Scope of imported names

Iavor S. Diatchki [email protected]
Tue, 23 Oct 2001 09:49:51 -0700


hello

> > from module M (module M) where { ... }
> 
> That's right (this refers to section 5.2, fifth numbered item). What is
> the rationale behind requiring the qualified name to be visible also?

i think the idea is that when one writes "module M" in an export list,
they probably mean export the entities of "M".  the question is what
are the entities of "M"?  there are a few possible choices, here are
some:
1. entities defined in module M (which are currently in scope?)
2. entities imported from module M
3. entities which may be reffered to as M.f(for some unqualified name f)

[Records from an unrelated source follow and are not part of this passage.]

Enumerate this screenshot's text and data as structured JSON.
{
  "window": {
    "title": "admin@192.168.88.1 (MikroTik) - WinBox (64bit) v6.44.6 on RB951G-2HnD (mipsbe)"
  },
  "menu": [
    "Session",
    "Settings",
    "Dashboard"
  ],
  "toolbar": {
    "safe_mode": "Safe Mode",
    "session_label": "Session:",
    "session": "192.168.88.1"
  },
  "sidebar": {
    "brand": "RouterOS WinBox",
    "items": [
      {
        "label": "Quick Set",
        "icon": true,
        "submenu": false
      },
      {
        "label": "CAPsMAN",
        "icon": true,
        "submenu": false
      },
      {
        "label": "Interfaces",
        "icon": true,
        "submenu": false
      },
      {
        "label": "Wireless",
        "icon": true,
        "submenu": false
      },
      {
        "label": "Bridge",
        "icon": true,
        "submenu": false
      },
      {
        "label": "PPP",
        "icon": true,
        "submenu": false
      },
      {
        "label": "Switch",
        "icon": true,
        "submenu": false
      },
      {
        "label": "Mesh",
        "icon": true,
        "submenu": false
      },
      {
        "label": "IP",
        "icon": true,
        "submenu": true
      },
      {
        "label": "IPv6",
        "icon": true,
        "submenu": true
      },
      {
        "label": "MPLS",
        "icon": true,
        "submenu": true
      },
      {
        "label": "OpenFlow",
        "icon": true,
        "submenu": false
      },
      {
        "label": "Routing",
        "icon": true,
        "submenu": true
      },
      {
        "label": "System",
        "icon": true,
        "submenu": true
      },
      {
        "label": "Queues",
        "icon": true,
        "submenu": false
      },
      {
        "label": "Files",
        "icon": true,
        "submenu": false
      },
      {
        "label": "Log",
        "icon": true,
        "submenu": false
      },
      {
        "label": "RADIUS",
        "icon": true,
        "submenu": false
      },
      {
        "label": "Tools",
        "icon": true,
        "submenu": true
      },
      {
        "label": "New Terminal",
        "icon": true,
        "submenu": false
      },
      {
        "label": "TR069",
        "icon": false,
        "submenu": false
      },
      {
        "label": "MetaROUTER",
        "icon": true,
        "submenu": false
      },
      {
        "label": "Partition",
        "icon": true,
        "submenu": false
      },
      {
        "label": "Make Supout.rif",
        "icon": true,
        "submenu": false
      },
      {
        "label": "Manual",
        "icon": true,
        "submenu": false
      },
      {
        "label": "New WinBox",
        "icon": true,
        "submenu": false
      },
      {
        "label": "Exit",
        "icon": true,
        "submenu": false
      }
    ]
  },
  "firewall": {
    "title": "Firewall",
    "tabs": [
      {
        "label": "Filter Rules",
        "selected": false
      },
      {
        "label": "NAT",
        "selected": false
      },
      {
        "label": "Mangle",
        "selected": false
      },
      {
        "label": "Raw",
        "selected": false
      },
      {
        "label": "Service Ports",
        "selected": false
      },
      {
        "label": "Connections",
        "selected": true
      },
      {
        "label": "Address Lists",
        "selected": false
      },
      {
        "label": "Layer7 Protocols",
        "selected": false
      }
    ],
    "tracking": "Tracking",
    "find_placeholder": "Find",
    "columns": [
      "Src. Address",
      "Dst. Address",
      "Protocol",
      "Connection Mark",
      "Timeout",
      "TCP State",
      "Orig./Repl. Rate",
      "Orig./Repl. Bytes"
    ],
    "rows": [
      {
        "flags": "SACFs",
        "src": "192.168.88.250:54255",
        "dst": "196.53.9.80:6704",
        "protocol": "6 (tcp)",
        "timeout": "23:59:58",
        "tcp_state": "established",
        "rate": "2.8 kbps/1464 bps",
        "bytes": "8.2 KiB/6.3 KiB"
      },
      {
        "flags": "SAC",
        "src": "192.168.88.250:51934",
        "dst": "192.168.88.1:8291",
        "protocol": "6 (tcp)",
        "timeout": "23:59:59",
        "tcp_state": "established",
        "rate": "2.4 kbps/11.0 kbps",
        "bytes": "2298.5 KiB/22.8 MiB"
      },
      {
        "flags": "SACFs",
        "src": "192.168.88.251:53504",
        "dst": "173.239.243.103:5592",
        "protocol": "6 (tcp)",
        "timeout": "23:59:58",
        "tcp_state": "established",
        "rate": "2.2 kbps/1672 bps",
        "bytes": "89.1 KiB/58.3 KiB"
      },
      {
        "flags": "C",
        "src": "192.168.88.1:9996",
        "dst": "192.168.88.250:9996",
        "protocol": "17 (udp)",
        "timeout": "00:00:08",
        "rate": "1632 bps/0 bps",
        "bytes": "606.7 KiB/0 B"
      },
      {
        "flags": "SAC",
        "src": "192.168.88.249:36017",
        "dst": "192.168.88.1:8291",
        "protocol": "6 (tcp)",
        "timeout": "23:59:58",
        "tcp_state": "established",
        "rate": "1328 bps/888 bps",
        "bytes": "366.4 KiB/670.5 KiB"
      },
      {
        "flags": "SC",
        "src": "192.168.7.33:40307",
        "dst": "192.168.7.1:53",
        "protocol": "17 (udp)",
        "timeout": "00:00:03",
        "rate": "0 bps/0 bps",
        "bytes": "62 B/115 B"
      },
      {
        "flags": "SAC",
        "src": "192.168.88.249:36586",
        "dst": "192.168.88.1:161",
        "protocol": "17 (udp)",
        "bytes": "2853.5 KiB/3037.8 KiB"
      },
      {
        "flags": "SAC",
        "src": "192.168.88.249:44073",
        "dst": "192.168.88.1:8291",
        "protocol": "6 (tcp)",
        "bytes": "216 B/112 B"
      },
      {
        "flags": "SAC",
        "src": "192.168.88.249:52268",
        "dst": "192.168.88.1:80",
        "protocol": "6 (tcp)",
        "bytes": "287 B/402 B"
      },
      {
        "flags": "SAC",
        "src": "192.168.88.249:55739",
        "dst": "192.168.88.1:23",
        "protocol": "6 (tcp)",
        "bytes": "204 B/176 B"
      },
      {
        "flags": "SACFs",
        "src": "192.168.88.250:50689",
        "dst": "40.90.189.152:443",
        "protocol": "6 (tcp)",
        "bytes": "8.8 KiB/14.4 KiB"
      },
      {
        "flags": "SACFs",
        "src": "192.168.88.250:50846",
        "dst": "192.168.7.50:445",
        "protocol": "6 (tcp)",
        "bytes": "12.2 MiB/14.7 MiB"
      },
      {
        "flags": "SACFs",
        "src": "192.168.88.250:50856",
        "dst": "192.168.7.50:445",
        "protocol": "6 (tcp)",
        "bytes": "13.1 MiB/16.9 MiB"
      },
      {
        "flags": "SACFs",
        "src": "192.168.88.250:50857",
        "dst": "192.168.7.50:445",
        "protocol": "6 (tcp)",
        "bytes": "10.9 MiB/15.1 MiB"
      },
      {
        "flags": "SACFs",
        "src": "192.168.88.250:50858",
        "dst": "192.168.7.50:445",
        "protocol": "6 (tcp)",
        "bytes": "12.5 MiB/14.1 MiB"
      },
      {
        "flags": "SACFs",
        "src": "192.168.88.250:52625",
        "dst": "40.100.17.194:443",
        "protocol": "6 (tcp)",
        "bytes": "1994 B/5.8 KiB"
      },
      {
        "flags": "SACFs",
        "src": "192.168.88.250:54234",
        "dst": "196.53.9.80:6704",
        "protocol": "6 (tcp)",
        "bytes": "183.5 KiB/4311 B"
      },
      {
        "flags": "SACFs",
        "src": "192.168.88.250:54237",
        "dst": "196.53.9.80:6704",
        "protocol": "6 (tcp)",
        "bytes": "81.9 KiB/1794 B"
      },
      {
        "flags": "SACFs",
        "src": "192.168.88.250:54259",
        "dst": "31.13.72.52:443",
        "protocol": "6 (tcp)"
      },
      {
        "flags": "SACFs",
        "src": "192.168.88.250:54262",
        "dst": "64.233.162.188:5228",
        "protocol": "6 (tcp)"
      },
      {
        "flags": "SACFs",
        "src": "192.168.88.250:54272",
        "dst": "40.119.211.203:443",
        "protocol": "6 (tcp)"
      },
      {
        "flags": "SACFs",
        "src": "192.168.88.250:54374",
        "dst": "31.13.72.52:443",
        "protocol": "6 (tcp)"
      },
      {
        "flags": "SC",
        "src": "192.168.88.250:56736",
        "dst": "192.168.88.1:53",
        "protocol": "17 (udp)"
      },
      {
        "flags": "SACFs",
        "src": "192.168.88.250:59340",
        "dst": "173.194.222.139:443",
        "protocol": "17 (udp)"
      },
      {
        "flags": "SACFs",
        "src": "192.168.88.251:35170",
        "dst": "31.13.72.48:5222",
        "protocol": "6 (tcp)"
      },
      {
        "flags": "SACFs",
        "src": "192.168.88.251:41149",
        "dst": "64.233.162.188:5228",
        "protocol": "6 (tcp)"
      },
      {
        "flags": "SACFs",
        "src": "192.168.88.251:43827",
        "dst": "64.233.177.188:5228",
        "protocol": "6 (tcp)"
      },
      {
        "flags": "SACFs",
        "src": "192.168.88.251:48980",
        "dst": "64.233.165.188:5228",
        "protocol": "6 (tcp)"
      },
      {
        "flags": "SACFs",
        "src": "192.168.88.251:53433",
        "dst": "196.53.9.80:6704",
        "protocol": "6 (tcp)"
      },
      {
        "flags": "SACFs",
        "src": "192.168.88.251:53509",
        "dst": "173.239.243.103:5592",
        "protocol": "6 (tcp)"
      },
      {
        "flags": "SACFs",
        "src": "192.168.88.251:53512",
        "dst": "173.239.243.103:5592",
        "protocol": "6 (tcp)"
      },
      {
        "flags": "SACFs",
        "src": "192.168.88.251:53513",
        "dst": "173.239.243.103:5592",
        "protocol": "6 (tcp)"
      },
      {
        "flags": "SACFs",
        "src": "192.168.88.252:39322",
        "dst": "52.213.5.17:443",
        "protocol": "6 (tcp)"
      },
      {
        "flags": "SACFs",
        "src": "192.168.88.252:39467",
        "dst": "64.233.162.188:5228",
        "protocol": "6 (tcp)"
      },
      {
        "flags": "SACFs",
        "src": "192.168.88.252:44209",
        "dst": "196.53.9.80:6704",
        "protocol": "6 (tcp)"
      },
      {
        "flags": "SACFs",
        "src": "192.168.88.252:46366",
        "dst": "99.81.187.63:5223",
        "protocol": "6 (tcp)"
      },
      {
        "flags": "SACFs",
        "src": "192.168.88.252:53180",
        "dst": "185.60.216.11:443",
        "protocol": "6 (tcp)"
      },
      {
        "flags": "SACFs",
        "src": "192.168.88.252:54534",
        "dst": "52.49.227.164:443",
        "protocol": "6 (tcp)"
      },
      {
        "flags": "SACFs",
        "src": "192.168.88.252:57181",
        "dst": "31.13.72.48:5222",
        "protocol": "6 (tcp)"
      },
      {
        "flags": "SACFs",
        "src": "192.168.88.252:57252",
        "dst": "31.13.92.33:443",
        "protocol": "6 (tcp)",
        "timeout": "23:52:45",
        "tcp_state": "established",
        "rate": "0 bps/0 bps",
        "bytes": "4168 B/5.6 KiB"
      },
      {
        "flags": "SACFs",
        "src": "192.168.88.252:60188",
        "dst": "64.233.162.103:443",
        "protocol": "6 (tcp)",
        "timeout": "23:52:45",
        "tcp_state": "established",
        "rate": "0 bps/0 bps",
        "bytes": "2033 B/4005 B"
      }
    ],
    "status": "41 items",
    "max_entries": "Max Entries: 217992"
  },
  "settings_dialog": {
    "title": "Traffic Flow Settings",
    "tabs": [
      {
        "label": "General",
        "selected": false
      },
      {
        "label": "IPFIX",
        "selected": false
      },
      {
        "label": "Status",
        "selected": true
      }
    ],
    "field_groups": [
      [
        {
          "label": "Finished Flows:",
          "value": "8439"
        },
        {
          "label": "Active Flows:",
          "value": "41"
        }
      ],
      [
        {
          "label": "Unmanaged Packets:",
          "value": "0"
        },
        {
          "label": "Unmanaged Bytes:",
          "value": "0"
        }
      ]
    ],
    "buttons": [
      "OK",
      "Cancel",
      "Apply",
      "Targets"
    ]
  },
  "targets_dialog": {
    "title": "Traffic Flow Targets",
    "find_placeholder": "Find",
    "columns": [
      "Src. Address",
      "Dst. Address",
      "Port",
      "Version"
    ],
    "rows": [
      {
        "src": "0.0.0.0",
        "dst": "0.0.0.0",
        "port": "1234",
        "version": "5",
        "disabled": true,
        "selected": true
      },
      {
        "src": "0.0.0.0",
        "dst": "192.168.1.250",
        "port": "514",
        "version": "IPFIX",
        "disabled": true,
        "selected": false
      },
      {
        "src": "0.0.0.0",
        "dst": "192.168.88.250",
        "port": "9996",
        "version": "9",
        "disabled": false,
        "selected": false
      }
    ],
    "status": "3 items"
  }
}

1) is probably the simplest, but doesnt seem to fit well with the
haskell module system as modules may export entities, which they didnt
define.   this makes it difficult for a programmer to work out what
will "module M" actually export.

2) is probably quite a reasonable choice, but doesnt seem to go well
with the aliasing feature of the haskell module system. for example,
given the import: "import X as Y"
and if the programmer wanted to export a single entity "f",
which came thru' this import they could write "Y.f", but if they wanted
to export all such entities they would have to write "module X", and
this seems awkward.

3) is (kind of) what the report currently chooses, going with the idea
that if somthing may be called "M.f", it somehow belongs to "M", which
i think is the rationale behind the requirement of qualified names
to be inscope.

there is an additional requirement however, which is probably not as intuitive.
it states that the unqualified name (i.e. "f") must be inscope as well
(and refer to the same thing).  i think the reason for this is to
avoid some clashes in exports.  here is a motivating example,
someone posted a few weeks ago:

module A (f, module B) where
import B hiding (f)
import qualified B(f) 

f = ...

this essentially provides a module, which is the same as B, execpt that
it replaces the "f" function. if it wasnt for the extra condition, 
theer would be an export clash, as the name "f" may refer to either
to the "f" defined in A, or the one imported from B.

hope this helps.

bye
iavor

-- 
==================================================
| Iavor S. Diatchki, Ph.D. student               | 
| Department of Computer Science and Engineering |
| School of OGI at OHSU                          |
| http://www.cse.ogi.edu/~diatchki               |
==================================================